**Your goal**
Each record below should be output verbatim, without pictures.

──────── Available records ────────

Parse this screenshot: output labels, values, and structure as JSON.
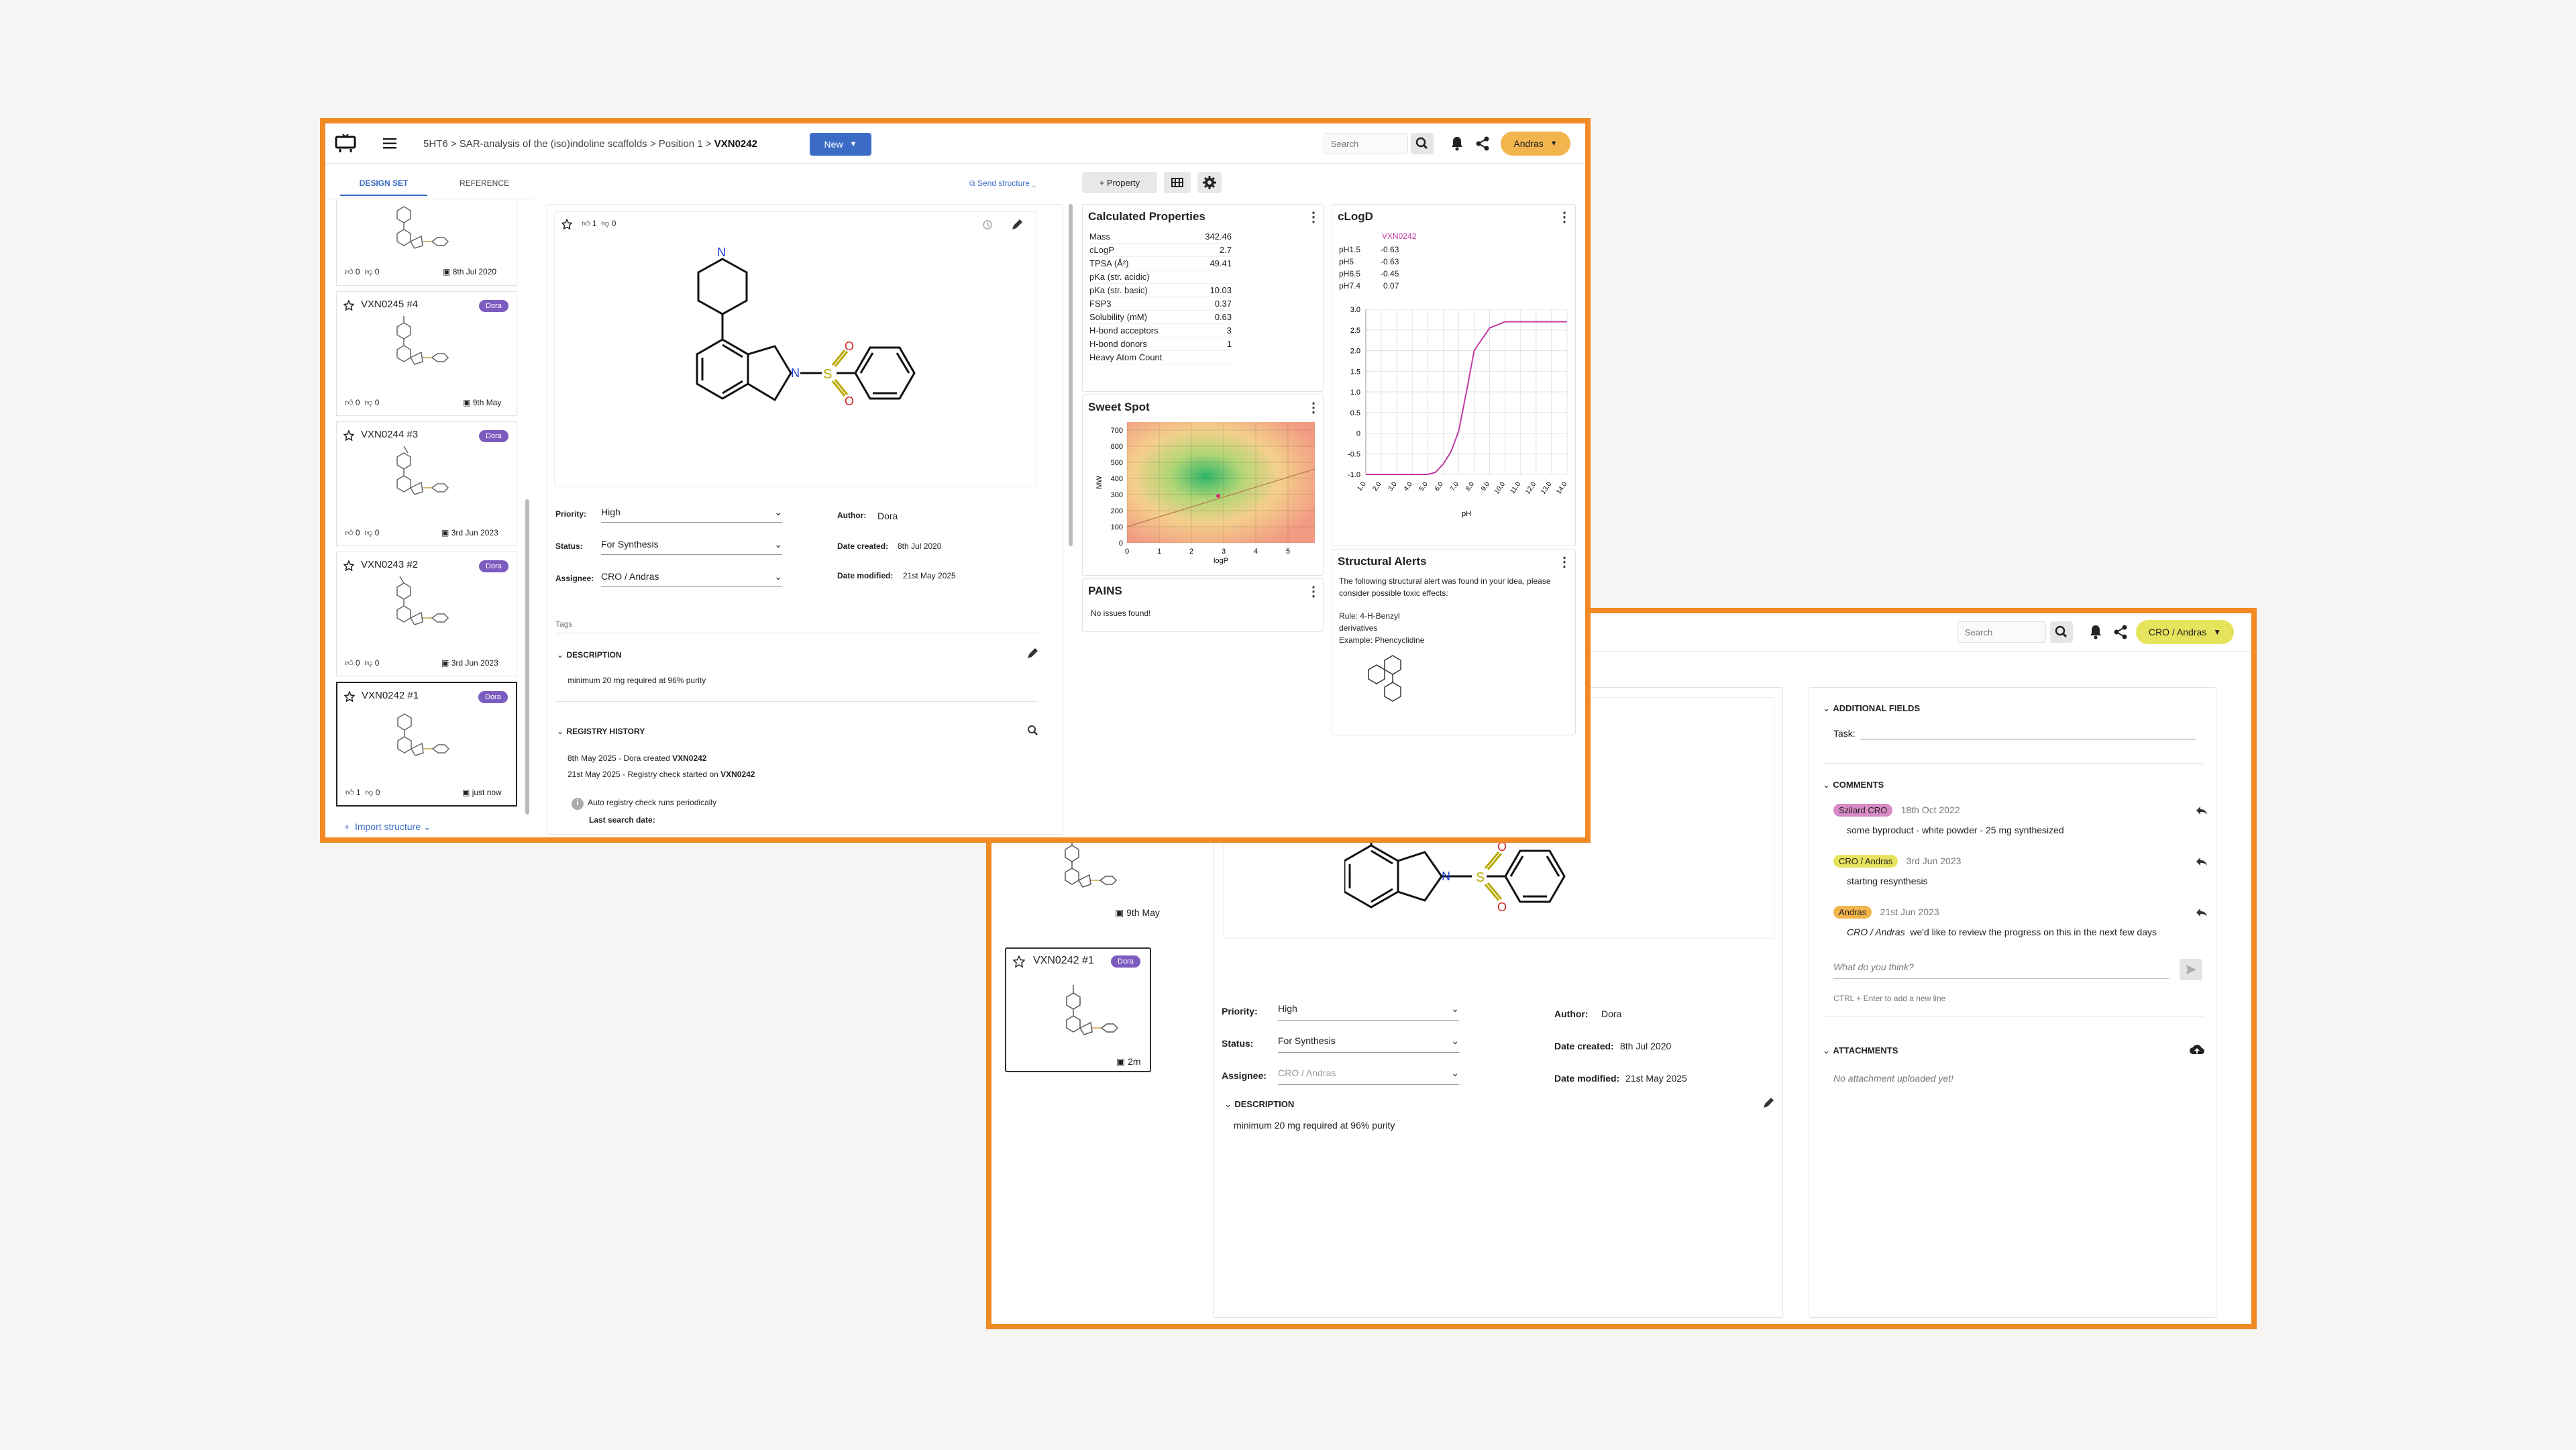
{
  "colors": {
    "accent": "#f08a24",
    "brand_blue": "#3b6cc5",
    "user_orange": "#f2b44d",
    "user_yellow": "#e6e35c",
    "badge_purple": "#7c5cbf",
    "clogd_line": "#c03ba0"
  },
  "w1": {
    "breadcrumb": [
      "5HT6",
      "SAR-analysis of the (iso)indoline scaffolds",
      "Position 1",
      "VXN0242"
    ],
    "new_label": "New",
    "search_placeholder": "Search",
    "user": "Andras",
    "tabs": [
      "DESIGN SET",
      "REFERENCE"
    ],
    "send_structure": "Send structure",
    "property_btn": "+ Property",
    "list": [
      {
        "name": "",
        "likes": "0",
        "dislikes": "0",
        "date": "8th Jul 2020"
      },
      {
        "name": "VXN0245 #4",
        "badge": "Dora",
        "likes": "0",
        "dislikes": "0",
        "date": "9th May"
      },
      {
        "name": "VXN0244 #3",
        "badge": "Dora",
        "likes": "0",
        "dislikes": "0",
        "date": "3rd Jun 2023"
      },
      {
        "name": "VXN0243 #2",
        "badge": "Dora",
        "likes": "0",
        "dislikes": "0",
        "date": "3rd Jun 2023"
      },
      {
        "name": "VXN0242 #1",
        "badge": "Dora",
        "likes": "1",
        "dislikes": "0",
        "date": "just now"
      }
    ],
    "import_structure": "Import structure",
    "detail": {
      "likes": "1",
      "dislikes": "0",
      "priority_label": "Priority:",
      "priority": "High",
      "status_label": "Status:",
      "status": "For Synthesis",
      "assignee_label": "Assignee:",
      "assignee": "CRO / Andras",
      "author_label": "Author:",
      "author": "Dora",
      "created_label": "Date created:",
      "created": "8th Jul 2020",
      "modified_label": "Date modified:",
      "modified": "21st May 2025",
      "tags": "Tags",
      "description_h": "DESCRIPTION",
      "description": "minimum 20 mg required at 96% purity",
      "registry_h": "REGISTRY HISTORY",
      "reg1_pre": "8th May 2025 - Dora created ",
      "reg1_id": "VXN0242",
      "reg2_pre": "21st May 2025 - Registry check started on ",
      "reg2_id": "VXN0242",
      "auto": "Auto registry check runs periodically",
      "last_search": "Last search date:"
    },
    "calc": {
      "title": "Calculated Properties",
      "rows": [
        [
          "Mass",
          "342.46"
        ],
        [
          "cLogP",
          "2.7"
        ],
        [
          "TPSA (Å²)",
          "49.41"
        ],
        [
          "pKa (str. acidic)",
          ""
        ],
        [
          "pKa (str. basic)",
          "10.03"
        ],
        [
          "FSP3",
          "0.37"
        ],
        [
          "Solubility (mM)",
          "0.63"
        ],
        [
          "H-bond acceptors",
          "3"
        ],
        [
          "H-bond donors",
          "1"
        ],
        [
          "Heavy Atom Count",
          ""
        ]
      ]
    },
    "sweet": {
      "title": "Sweet Spot",
      "yticks": [
        "700",
        "600",
        "500",
        "400",
        "300",
        "200",
        "100",
        "0"
      ],
      "xticks": [
        "0",
        "1",
        "2",
        "3",
        "4",
        "5"
      ],
      "xlabel": "logP",
      "ylabel": "MW"
    },
    "pains": {
      "title": "PAINS",
      "text": "No issues found!"
    },
    "alerts": {
      "title": "Structural Alerts",
      "text": "The following structural alert was found in your idea, please consider possible toxic effects:",
      "rule": "Rule: 4-H-Benzyl derivatives",
      "example": "Example: Phencyclidine"
    }
  },
  "chart_data": {
    "type": "line",
    "title": "cLogD",
    "series": [
      {
        "name": "VXN0242",
        "x": [
          1.0,
          3.0,
          4.0,
          5.0,
          5.5,
          6.0,
          6.5,
          7.0,
          7.5,
          8.0,
          9.0,
          10.0,
          14.0
        ],
        "y": [
          -1.0,
          -1.0,
          -1.0,
          -1.0,
          -0.95,
          -0.75,
          -0.45,
          0.05,
          1.0,
          2.0,
          2.55,
          2.7,
          2.7
        ]
      }
    ],
    "table": [
      [
        "pH1.5",
        "-0.63"
      ],
      [
        "pH5",
        "-0.63"
      ],
      [
        "pH6.5",
        "-0.45"
      ],
      [
        "pH7.4",
        "0.07"
      ]
    ],
    "xlabel": "pH",
    "ylabel": "",
    "xlim": [
      1,
      14
    ],
    "ylim": [
      -1.0,
      3.0
    ],
    "xticks": [
      "1.0",
      "2.0",
      "3.0",
      "4.0",
      "5.0",
      "6.0",
      "7.0",
      "8.0",
      "9.0",
      "10.0",
      "11.0",
      "12.0",
      "13.0",
      "14.0"
    ],
    "yticks": [
      "3.0",
      "2.5",
      "2.0",
      "1.5",
      "1.0",
      "0.5",
      "0",
      "-0.5",
      "-1.0"
    ],
    "grid": true
  },
  "w2": {
    "search_placeholder": "Search",
    "user": "CRO / Andras",
    "list": [
      {
        "date": "9th May"
      },
      {
        "name": "VXN0242 #1",
        "badge": "Dora",
        "date": "2m"
      }
    ],
    "detail": {
      "priority_label": "Priority:",
      "priority": "High",
      "status_label": "Status:",
      "status": "For Synthesis",
      "assignee_label": "Assignee:",
      "assignee": "CRO / Andras",
      "author_label": "Author:",
      "author": "Dora",
      "created_label": "Date created:",
      "created": "8th Jul 2020",
      "modified_label": "Date modified:",
      "modified": "21st May 2025",
      "description_h": "DESCRIPTION",
      "description": "minimum 20 mg required at 96% purity"
    },
    "additional_h": "ADDITIONAL FIELDS",
    "task_label": "Task:",
    "comments_h": "COMMENTS",
    "comments": [
      {
        "user": "Szilard CRO",
        "date": "18th Oct 2022",
        "text": "some byproduct - white powder - 25 mg synthesized"
      },
      {
        "user": "CRO / Andras",
        "date": "3rd Jun 2023",
        "text": "starting resynthesis"
      },
      {
        "user": "Andras",
        "date": "21st Jun 2023",
        "mention": "CRO / Andras",
        "text": "we'd like to review the progress on this in the next few days"
      }
    ],
    "comment_placeholder": "What do you think?",
    "comment_hint": "CTRL + Enter to add a new line",
    "attachments_h": "ATTACHMENTS",
    "attachments_empty": "No attachment uploaded yet!"
  }
}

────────

**Exercise result**
Parse this screenshot: output labels, values, and structure as JSON.
{
  "colors": {
    "accent": "#f08a24",
    "brand_blue": "#3b6cc5",
    "user_orange": "#f2b44d",
    "user_yellow": "#e6e35c",
    "badge_purple": "#7c5cbf",
    "clogd_line": "#c03ba0"
  },
  "w1": {
    "breadcrumb": [
      "5HT6",
      "SAR-analysis of the (iso)indoline scaffolds",
      "Position 1",
      "VXN0242"
    ],
    "new_label": "New",
    "search_placeholder": "Search",
    "user": "Andras",
    "tabs": [
      "DESIGN SET",
      "REFERENCE"
    ],
    "send_structure": "Send structure",
    "property_btn": "+ Property",
    "list": [
      {
        "name": "",
        "likes": "0",
        "dislikes": "0",
        "date": "8th Jul 2020"
      },
      {
        "name": "VXN0245 #4",
        "badge": "Dora",
        "likes": "0",
        "dislikes": "0",
        "date": "9th May"
      },
      {
        "name": "VXN0244 #3",
        "badge": "Dora",
        "likes": "0",
        "dislikes": "0",
        "date": "3rd Jun 2023"
      },
      {
        "name": "VXN0243 #2",
        "badge": "Dora",
        "likes": "0",
        "dislikes": "0",
        "date": "3rd Jun 2023"
      },
      {
        "name": "VXN0242 #1",
        "badge": "Dora",
        "likes": "1",
        "dislikes": "0",
        "date": "just now"
      }
    ],
    "import_structure": "Import structure",
    "detail": {
      "likes": "1",
      "dislikes": "0",
      "priority_label": "Priority:",
      "priority": "High",
      "status_label": "Status:",
      "status": "For Synthesis",
      "assignee_label": "Assignee:",
      "assignee": "CRO / Andras",
      "author_label": "Author:",
      "author": "Dora",
      "created_label": "Date created:",
      "created": "8th Jul 2020",
      "modified_label": "Date modified:",
      "modified": "21st May 2025",
      "tags": "Tags",
      "description_h": "DESCRIPTION",
      "description": "minimum 20 mg required at 96% purity",
      "registry_h": "REGISTRY HISTORY",
      "reg1_pre": "8th May 2025 - Dora created ",
      "reg1_id": "VXN0242",
      "reg2_pre": "21st May 2025 - Registry check started on ",
      "reg2_id": "VXN0242",
      "auto": "Auto registry check runs periodically",
      "last_search": "Last search date:"
    },
    "calc": {
      "title": "Calculated Properties",
      "rows": [
        [
          "Mass",
          "342.46"
        ],
        [
          "cLogP",
          "2.7"
        ],
        [
          "TPSA (Å²)",
          "49.41"
        ],
        [
          "pKa (str. acidic)",
          ""
        ],
        [
          "pKa (str. basic)",
          "10.03"
        ],
        [
          "FSP3",
          "0.37"
        ],
        [
          "Solubility (mM)",
          "0.63"
        ],
        [
          "H-bond acceptors",
          "3"
        ],
        [
          "H-bond donors",
          "1"
        ],
        [
          "Heavy Atom Count",
          ""
        ]
      ]
    },
    "sweet": {
      "title": "Sweet Spot",
      "yticks": [
        "700",
        "600",
        "500",
        "400",
        "300",
        "200",
        "100",
        "0"
      ],
      "xticks": [
        "0",
        "1",
        "2",
        "3",
        "4",
        "5"
      ],
      "xlabel": "logP",
      "ylabel": "MW"
    },
    "pains": {
      "title": "PAINS",
      "text": "No issues found!"
    },
    "alerts": {
      "title": "Structural Alerts",
      "text": "The following structural alert was found in your idea, please consider possible toxic effects:",
      "rule": "Rule: 4-H-Benzyl derivatives",
      "example": "Example: Phencyclidine"
    }
  },
  "chart_data": {
    "type": "line",
    "title": "cLogD",
    "series": [
      {
        "name": "VXN0242",
        "x": [
          1.0,
          3.0,
          4.0,
          5.0,
          5.5,
          6.0,
          6.5,
          7.0,
          7.5,
          8.0,
          9.0,
          10.0,
          14.0
        ],
        "y": [
          -1.0,
          -1.0,
          -1.0,
          -1.0,
          -0.95,
          -0.75,
          -0.45,
          0.05,
          1.0,
          2.0,
          2.55,
          2.7,
          2.7
        ]
      }
    ],
    "table": [
      [
        "pH1.5",
        "-0.63"
      ],
      [
        "pH5",
        "-0.63"
      ],
      [
        "pH6.5",
        "-0.45"
      ],
      [
        "pH7.4",
        "0.07"
      ]
    ],
    "xlabel": "pH",
    "ylabel": "",
    "xlim": [
      1,
      14
    ],
    "ylim": [
      -1.0,
      3.0
    ],
    "xticks": [
      "1.0",
      "2.0",
      "3.0",
      "4.0",
      "5.0",
      "6.0",
      "7.0",
      "8.0",
      "9.0",
      "10.0",
      "11.0",
      "12.0",
      "13.0",
      "14.0"
    ],
    "yticks": [
      "3.0",
      "2.5",
      "2.0",
      "1.5",
      "1.0",
      "0.5",
      "0",
      "-0.5",
      "-1.0"
    ],
    "grid": true
  },
  "w2": {
    "search_placeholder": "Search",
    "user": "CRO / Andras",
    "list": [
      {
        "date": "9th May"
      },
      {
        "name": "VXN0242 #1",
        "badge": "Dora",
        "date": "2m"
      }
    ],
    "detail": {
      "priority_label": "Priority:",
      "priority": "High",
      "status_label": "Status:",
      "status": "For Synthesis",
      "assignee_label": "Assignee:",
      "assignee": "CRO / Andras",
      "author_label": "Author:",
      "author": "Dora",
      "created_label": "Date created:",
      "created": "8th Jul 2020",
      "modified_label": "Date modified:",
      "modified": "21st May 2025",
      "description_h": "DESCRIPTION",
      "description": "minimum 20 mg required at 96% purity"
    },
    "additional_h": "ADDITIONAL FIELDS",
    "task_label": "Task:",
    "comments_h": "COMMENTS",
    "comments": [
      {
        "user": "Szilard CRO",
        "date": "18th Oct 2022",
        "text": "some byproduct - white powder - 25 mg synthesized"
      },
      {
        "user": "CRO / Andras",
        "date": "3rd Jun 2023",
        "text": "starting resynthesis"
      },
      {
        "user": "Andras",
        "date": "21st Jun 2023",
        "mention": "CRO / Andras",
        "text": "we'd like to review the progress on this in the next few days"
      }
    ],
    "comment_placeholder": "What do you think?",
    "comment_hint": "CTRL + Enter to add a new line",
    "attachments_h": "ATTACHMENTS",
    "attachments_empty": "No attachment uploaded yet!"
  }
}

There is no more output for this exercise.